Form the dough into a large ball. Cover in saran wrap and cool in fridge for 30 minutes. Roll dough out on a clean, floured surface using a large rolling pin to ¼ inch (0.5 cm) thick. Use your favourite cookie cutter to make your favourite shapes. If interested, use sprinkles, silver balls, or other special ingredients to decorate prior to baking.

To make icebox cookies:

Roll the dough into 2-3 inch (5-8 cm) logs. Wrap in wax paper and cool in the freezer for approximately 60 minutes. Using a sharp knife, slice the log into thin ¼ inch (0.5 cm) rounds.

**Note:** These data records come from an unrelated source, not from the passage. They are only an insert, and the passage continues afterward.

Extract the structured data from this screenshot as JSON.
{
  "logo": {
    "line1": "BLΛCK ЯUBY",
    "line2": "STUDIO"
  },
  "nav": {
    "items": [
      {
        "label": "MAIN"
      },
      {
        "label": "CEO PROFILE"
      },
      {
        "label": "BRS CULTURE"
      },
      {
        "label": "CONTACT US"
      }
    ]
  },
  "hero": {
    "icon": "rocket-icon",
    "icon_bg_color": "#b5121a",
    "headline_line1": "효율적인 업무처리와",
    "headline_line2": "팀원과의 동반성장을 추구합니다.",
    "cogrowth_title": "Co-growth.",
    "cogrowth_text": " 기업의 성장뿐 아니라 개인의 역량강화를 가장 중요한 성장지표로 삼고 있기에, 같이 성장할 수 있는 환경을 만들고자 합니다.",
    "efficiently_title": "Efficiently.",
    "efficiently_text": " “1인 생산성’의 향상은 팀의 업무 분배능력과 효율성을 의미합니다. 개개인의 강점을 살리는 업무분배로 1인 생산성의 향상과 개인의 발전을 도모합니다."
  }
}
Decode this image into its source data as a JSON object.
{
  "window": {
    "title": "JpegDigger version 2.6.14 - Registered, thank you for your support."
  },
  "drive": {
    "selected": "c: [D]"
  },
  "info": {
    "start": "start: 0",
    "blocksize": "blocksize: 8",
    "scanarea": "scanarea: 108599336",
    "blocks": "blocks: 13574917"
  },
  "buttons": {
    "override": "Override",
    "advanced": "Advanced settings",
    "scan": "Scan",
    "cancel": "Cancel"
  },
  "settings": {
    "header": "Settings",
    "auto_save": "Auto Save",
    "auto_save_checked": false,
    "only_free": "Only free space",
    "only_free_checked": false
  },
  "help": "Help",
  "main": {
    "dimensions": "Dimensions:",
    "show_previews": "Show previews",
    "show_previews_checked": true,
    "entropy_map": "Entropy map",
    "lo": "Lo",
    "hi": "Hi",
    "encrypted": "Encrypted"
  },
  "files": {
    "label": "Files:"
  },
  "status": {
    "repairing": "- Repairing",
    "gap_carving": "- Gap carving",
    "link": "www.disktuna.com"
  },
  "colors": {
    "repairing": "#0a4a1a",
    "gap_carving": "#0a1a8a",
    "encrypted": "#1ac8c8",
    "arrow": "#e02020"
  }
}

Note that the logs keep beautifully in the freezer for up to 3 months. If not baking immediately, make sure to wrap the logs thoroughly to avoid freezer burn. When ready for delicious cookies, simply remove log from freezer and slice the cookies as above.

Bon appetit!

– Catherine

Read Full Post »

Dare I admit that over the Christmas holidays, my family and I baked seven pounds worth of butter?  We made many a family favourite from tourtière to my grandma’s delicious coffee cake recipe.  And of course, we made half a dozen types of Christmas cookies to enjoy.

Now I know a recipe is an old family tradition (handed down from mother to daughter over many generations) when the first ingredient is melted fat and the only instruction to be found is “bake in moderate oven”.   These icebox cookies have indeed stood the test of time. My mother has since modified a few of the ingredients (we have long substituted butter for melted fat), but the stains on our family recipe is testament to the deliciousness of these Christmas cookies.

The batter is a cinch to make and makes about 8 or 9 dozen cookies altogether.  The simplicity of icebox cookies lies in its baking: Once the batter is mixed, the dough is first rolled into logs and frozen in the freezer, and then, quickly sliced and baked.  Our family will often bake one or two rolls, saving the third for a special occasion a few months later.  With red and green candied cherries complementing the toasted almonds, these buttery, crispy cookies are an absolute delight!

Icebox Cookies

(makes over 100 cookies)

 

Ingredients:

2 cups unsalted butter

3/4 cup white sugar

3/4 cup brown sugar

3 eggs

4 1/2 cups flour

1 tsp baking powder

1 tsp baking soda

1 tsp salt

1  1/2 cups finely chopped almonds, toasted in oven with butter

1/2 cup each green and red candied cherries

 

Directions:

Cream the butter and sugars together. Beat in the eggs one at a time, until the batter is light and fluffy. Mix in the flour, baking powder, baking soda, and salt.  Fold in the toasted almonds and candied cherries.

Spread three large pieces of wax or parchment paper on your counter.  Divide the cookie dough into thirds and roll each section into a log.  Chill for at least two hours or freeze for up to three months.

Preheat your over toe 350 F. Unwrap log, and place on a cutting board.  Using a sharp knive, thinly slice into 1/4 inch (or about half a centimetre) rounds.  Place on a greased cookie sheet about an inch apart. Bake until pale golden, 6-10 minutes depending on the thickness of your cookies, rotating the sheets halfway through.

The cookies will crisp as they cool.  Perfect with a glass of milk or tea!

– Catherine

Read Full Post »